When I was a child I used to love watching a series called Lovejoy, starring Ian McShane, about an antiques dealer with a knack for finding valuable items, so it was a pleasant surprise to see him across the pond and in the far future, playing a seeker of treasures of a different kind on Babylon 5. First of all he finds a pretty little coaster that promises “life eternal”, and then he steals a ball and starts talking to it. Just when I thought I was watching Castaway rather than Lovejoy after all, it turned out to be more like Shada from Doctor Who, with a British dude and his magic ball in a bag. As if that weren’t enough, we eventually got an obese version of TRON. That’s a heady mix of influences, if ever I saw one.

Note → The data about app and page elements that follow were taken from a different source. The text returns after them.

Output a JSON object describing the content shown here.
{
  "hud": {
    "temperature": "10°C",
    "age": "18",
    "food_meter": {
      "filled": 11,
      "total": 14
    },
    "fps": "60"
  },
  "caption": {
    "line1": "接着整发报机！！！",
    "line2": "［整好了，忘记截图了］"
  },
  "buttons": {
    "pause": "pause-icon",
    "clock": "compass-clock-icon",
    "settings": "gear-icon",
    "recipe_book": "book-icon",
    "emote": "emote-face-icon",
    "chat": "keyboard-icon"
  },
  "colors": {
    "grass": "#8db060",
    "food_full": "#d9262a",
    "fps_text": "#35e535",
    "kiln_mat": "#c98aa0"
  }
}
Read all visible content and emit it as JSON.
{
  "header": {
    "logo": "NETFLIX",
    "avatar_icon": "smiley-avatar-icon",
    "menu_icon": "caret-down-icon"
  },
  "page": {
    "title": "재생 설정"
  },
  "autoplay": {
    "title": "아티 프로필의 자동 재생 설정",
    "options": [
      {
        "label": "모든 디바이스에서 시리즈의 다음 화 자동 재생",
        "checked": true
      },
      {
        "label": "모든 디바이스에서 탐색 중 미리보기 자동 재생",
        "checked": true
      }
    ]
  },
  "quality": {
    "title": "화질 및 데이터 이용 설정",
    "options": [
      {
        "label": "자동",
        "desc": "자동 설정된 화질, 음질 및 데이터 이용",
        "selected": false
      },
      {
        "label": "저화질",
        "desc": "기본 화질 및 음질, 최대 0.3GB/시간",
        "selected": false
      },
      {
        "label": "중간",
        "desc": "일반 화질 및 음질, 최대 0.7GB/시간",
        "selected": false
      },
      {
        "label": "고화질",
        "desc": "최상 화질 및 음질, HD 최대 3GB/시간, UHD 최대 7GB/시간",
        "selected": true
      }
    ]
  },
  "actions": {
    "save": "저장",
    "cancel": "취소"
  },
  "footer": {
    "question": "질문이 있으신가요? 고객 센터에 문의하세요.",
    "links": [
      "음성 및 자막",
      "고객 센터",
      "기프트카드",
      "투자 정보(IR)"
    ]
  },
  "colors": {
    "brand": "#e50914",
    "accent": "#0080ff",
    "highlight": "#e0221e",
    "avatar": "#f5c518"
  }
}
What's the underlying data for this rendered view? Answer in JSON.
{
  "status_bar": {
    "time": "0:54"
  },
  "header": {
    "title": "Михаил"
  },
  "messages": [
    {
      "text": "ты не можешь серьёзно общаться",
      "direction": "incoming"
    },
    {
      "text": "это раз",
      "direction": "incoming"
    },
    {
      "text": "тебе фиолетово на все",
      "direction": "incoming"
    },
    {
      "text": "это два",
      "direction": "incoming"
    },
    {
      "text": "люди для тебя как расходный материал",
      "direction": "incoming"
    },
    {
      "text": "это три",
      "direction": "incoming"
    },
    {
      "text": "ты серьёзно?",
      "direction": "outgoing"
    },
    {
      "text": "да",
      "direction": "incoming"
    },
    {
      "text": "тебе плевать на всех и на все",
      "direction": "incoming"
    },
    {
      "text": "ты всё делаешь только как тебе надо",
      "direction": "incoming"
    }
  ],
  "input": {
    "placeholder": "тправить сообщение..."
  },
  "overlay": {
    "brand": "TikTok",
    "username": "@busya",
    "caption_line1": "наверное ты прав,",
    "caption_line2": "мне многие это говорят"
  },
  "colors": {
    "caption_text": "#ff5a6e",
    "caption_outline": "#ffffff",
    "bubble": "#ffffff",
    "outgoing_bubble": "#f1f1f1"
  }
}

This was a great episode, but I’m not done poking fun at it yet, so let’s get the amusing things out of the way first before we get to the slightly less fun part of the review where I have to heap praise on it. Lochley’s impulse purchase of a vase was unintentionally funny, because she paid for it and then didn’t take it with her. Eventually it turned up magically in her quarters anyway, just in time to get smashed. But the real comedy moment this episode came from David Corwin, who appears to present Lochley with a giant toblerone, which turns out to be a baseball bat with a difference.
“It’s a love bat.”
Oh dear. It’s no wonder Corwin never made the title sequence. This episode had a comedy B-plot of sorts, with Lochley and Zack attempting to shut down a holographic brothel. It had a sign on the wall that read “pleasure for men and women”, although at first glance I thought that curly lettering said “fat men and women”, which is probably not too wide of the mark. That very large gentleman in his “sensual telemetry body suit” was quite a sight to behold, and considering what they are used for I wouldn’t want to have the job of cleaning one of those. It was all nicely integrated with the main plot though, with the ghosts being mistaken for holograms.
Just when things are starting to get freaky, along comes a Soul Hunter to sort things out, and he wants his ball back. Martin Sheen amused me greatly. He starts off talking in a very odd manner, as if he’s not quite used to the whole process of speech, and then all of a sudden he forgets that speech is supposed to be difficult. I get that it was an intentional decision, but the transition from one to another isn’t exactly gradual, so it did make me laugh. It reminded me of Dodo from Doctor Who, whose accent suddenly disappeared. Also trying out a different way of speaking was Franklin in Lochley’s near death experience. I think he was going for South African, but it didn’t stop him doing that Richard Biggs thing of running two sentences together as if they were one, speeding up at the full stop instead of slowing down.
So there were plenty of funny moments, most of them unintentional, but I actually loved this episode, and following on from a couple of fairly tedious efforts at TV movies it was a breath of fresh air. It was the closest we’ve got to Babylon 5 doing a straight-up psychological horror story with ghosts. Plenty of traditional horror movie techniques were used, such as the zoom in on a guy’s screaming face while a monster wielding a scythe comes towards him – proper horror stuff. There were some moments where it all went a bit Ghostbusters, particularly the trapped soul shouting “leave us alone!” and going all deathly looking, and also the cloud of souls causing mayhem, but I didn’t mind that at all. There was also a lot of thought-provoking debate about the afterlife, and the ethics of preserving life at all costs, even if that continued existence is a form of imprisonment, and prevents the soul from moving on to heaven or nothingness, depending on which side of the debate you subscribe to. We also had a continuation of the theme of hubris from the Vorlons in the last movie, with a Soul Hunter realising this time that he maybe shouldn’t be playing god after all.
“We thought we were incapable of any error.”
This still felt like a stretched-out main series episode rather than anything particularly movie-ish, but at least we are moving the story forwards post-Season 5, there was a real sense of jeopardy, something to make us think, and most importantly a sense of fun to it all. I just wish I could unsee the big guy in his flashy Tron suit. RP